» WHAT TO PRODUCE
Reproduce every entry word for word. Drop all pictures from the copy.
┏━━
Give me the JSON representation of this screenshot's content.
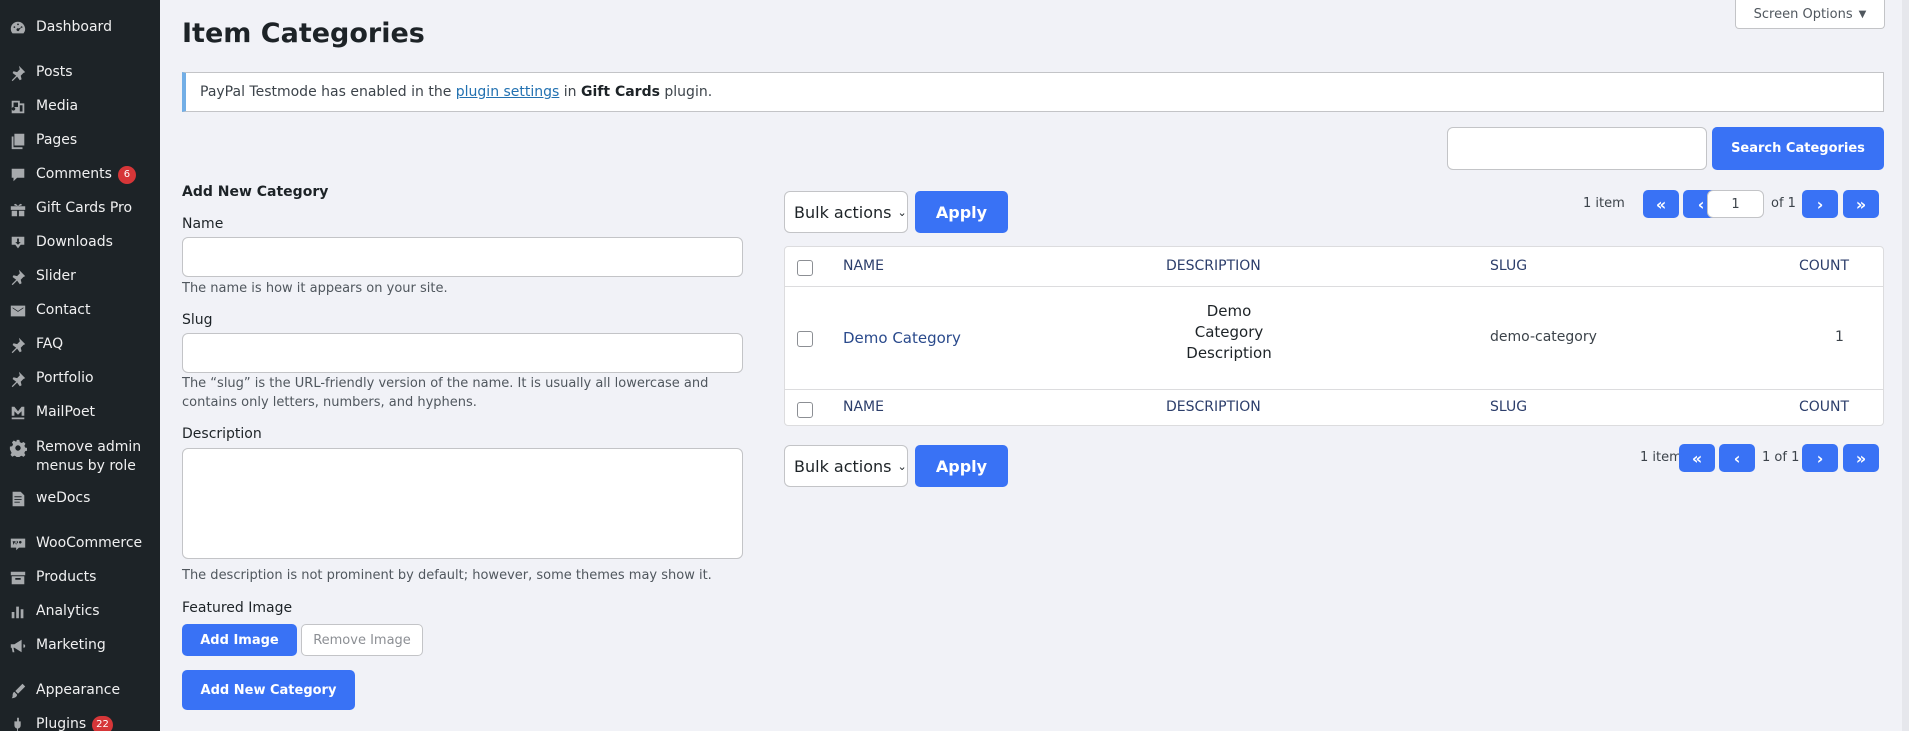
{
  "sidebar": {
    "items": [
      {
        "label": "Dashboard",
        "icon": "dashboard-icon"
      },
      {
        "label": "Posts",
        "icon": "pin-icon"
      },
      {
        "label": "Media",
        "icon": "media-icon"
      },
      {
        "label": "Pages",
        "icon": "pages-icon"
      },
      {
        "label": "Comments",
        "icon": "comment-icon",
        "badge": "6"
      },
      {
        "label": "Gift Cards Pro",
        "icon": "gift-icon"
      },
      {
        "label": "Downloads",
        "icon": "download-icon"
      },
      {
        "label": "Slider",
        "icon": "pin-icon"
      },
      {
        "label": "Contact",
        "icon": "mail-icon"
      },
      {
        "label": "FAQ",
        "icon": "pin-icon"
      },
      {
        "label": "Portfolio",
        "icon": "pin-icon"
      },
      {
        "label": "MailPoet",
        "icon": "mailpoet-icon"
      },
      {
        "label": "Remove admin menus by role",
        "icon": "gear-icon"
      },
      {
        "label": "weDocs",
        "icon": "doc-icon"
      },
      {
        "label": "WooCommerce",
        "icon": "woo-icon"
      },
      {
        "label": "Products",
        "icon": "archive-icon"
      },
      {
        "label": "Analytics",
        "icon": "bar-chart-icon"
      },
      {
        "label": "Marketing",
        "icon": "megaphone-icon"
      },
      {
        "label": "Appearance",
        "icon": "brush-icon"
      },
      {
        "label": "Plugins",
        "icon": "plugin-icon",
        "badge": "22"
      }
    ]
  },
  "header": {
    "title": "Item Categories",
    "screen_options": "Screen Options"
  },
  "notice": {
    "prefix": "PayPal Testmode has enabled in the",
    "link": "plugin settings",
    "middle": "in",
    "bold": "Gift Cards",
    "suffix": "plugin."
  },
  "search": {
    "button": "Search Categories",
    "value": ""
  },
  "form": {
    "title": "Add New Category",
    "name_label": "Name",
    "name_help": "The name is how it appears on your site.",
    "slug_label": "Slug",
    "slug_help": "The “slug” is the URL-friendly version of the name. It is usually all lowercase and contains only letters, numbers, and hyphens.",
    "description_label": "Description",
    "description_help": "The description is not prominent by default; however, some themes may show it.",
    "featured_image_label": "Featured Image",
    "add_image": "Add Image",
    "remove_image": "Remove Image",
    "submit": "Add New Category"
  },
  "table": {
    "bulk_actions": "Bulk actions",
    "apply": "Apply",
    "item_count": "1 item",
    "current_page": "1",
    "of_total": "of 1",
    "bottom_page": "1 of 1",
    "first": "«",
    "prev": "‹",
    "next": "›",
    "last": "»",
    "columns": {
      "name": "NAME",
      "description": "DESCRIPTION",
      "slug": "SLUG",
      "count": "COUNT"
    },
    "rows": [
      {
        "name": "Demo Category",
        "description": "Demo Category Description",
        "slug": "demo-category",
        "count": "1"
      }
    ]
  },
  "colors": {
    "accent": "#3972f5",
    "sidebar_bg": "#1d2327",
    "badge": "#d63638"
  }
}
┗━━
» RESULT BELOW
Give me the JSON representation of this screenshot's content.
{
  "sidebar": {
    "items": [
      {
        "label": "Dashboard",
        "icon": "dashboard-icon"
      },
      {
        "label": "Posts",
        "icon": "pin-icon"
      },
      {
        "label": "Media",
        "icon": "media-icon"
      },
      {
        "label": "Pages",
        "icon": "pages-icon"
      },
      {
        "label": "Comments",
        "icon": "comment-icon",
        "badge": "6"
      },
      {
        "label": "Gift Cards Pro",
        "icon": "gift-icon"
      },
      {
        "label": "Downloads",
        "icon": "download-icon"
      },
      {
        "label": "Slider",
        "icon": "pin-icon"
      },
      {
        "label": "Contact",
        "icon": "mail-icon"
      },
      {
        "label": "FAQ",
        "icon": "pin-icon"
      },
      {
        "label": "Portfolio",
        "icon": "pin-icon"
      },
      {
        "label": "MailPoet",
        "icon": "mailpoet-icon"
      },
      {
        "label": "Remove admin menus by role",
        "icon": "gear-icon"
      },
      {
        "label": "weDocs",
        "icon": "doc-icon"
      },
      {
        "label": "WooCommerce",
        "icon": "woo-icon"
      },
      {
        "label": "Products",
        "icon": "archive-icon"
      },
      {
        "label": "Analytics",
        "icon": "bar-chart-icon"
      },
      {
        "label": "Marketing",
        "icon": "megaphone-icon"
      },
      {
        "label": "Appearance",
        "icon": "brush-icon"
      },
      {
        "label": "Plugins",
        "icon": "plugin-icon",
        "badge": "22"
      }
    ]
  },
  "header": {
    "title": "Item Categories",
    "screen_options": "Screen Options"
  },
  "notice": {
    "prefix": "PayPal Testmode has enabled in the",
    "link": "plugin settings",
    "middle": "in",
    "bold": "Gift Cards",
    "suffix": "plugin."
  },
  "search": {
    "button": "Search Categories",
    "value": ""
  },
  "form": {
    "title": "Add New Category",
    "name_label": "Name",
    "name_help": "The name is how it appears on your site.",
    "slug_label": "Slug",
    "slug_help": "The “slug” is the URL-friendly version of the name. It is usually all lowercase and contains only letters, numbers, and hyphens.",
    "description_label": "Description",
    "description_help": "The description is not prominent by default; however, some themes may show it.",
    "featured_image_label": "Featured Image",
    "add_image": "Add Image",
    "remove_image": "Remove Image",
    "submit": "Add New Category"
  },
  "table": {
    "bulk_actions": "Bulk actions",
    "apply": "Apply",
    "item_count": "1 item",
    "current_page": "1",
    "of_total": "of 1",
    "bottom_page": "1 of 1",
    "first": "«",
    "prev": "‹",
    "next": "›",
    "last": "»",
    "columns": {
      "name": "NAME",
      "description": "DESCRIPTION",
      "slug": "SLUG",
      "count": "COUNT"
    },
    "rows": [
      {
        "name": "Demo Category",
        "description": "Demo Category Description",
        "slug": "demo-category",
        "count": "1"
      }
    ]
  },
  "colors": {
    "accent": "#3972f5",
    "sidebar_bg": "#1d2327",
    "badge": "#d63638"
  }
}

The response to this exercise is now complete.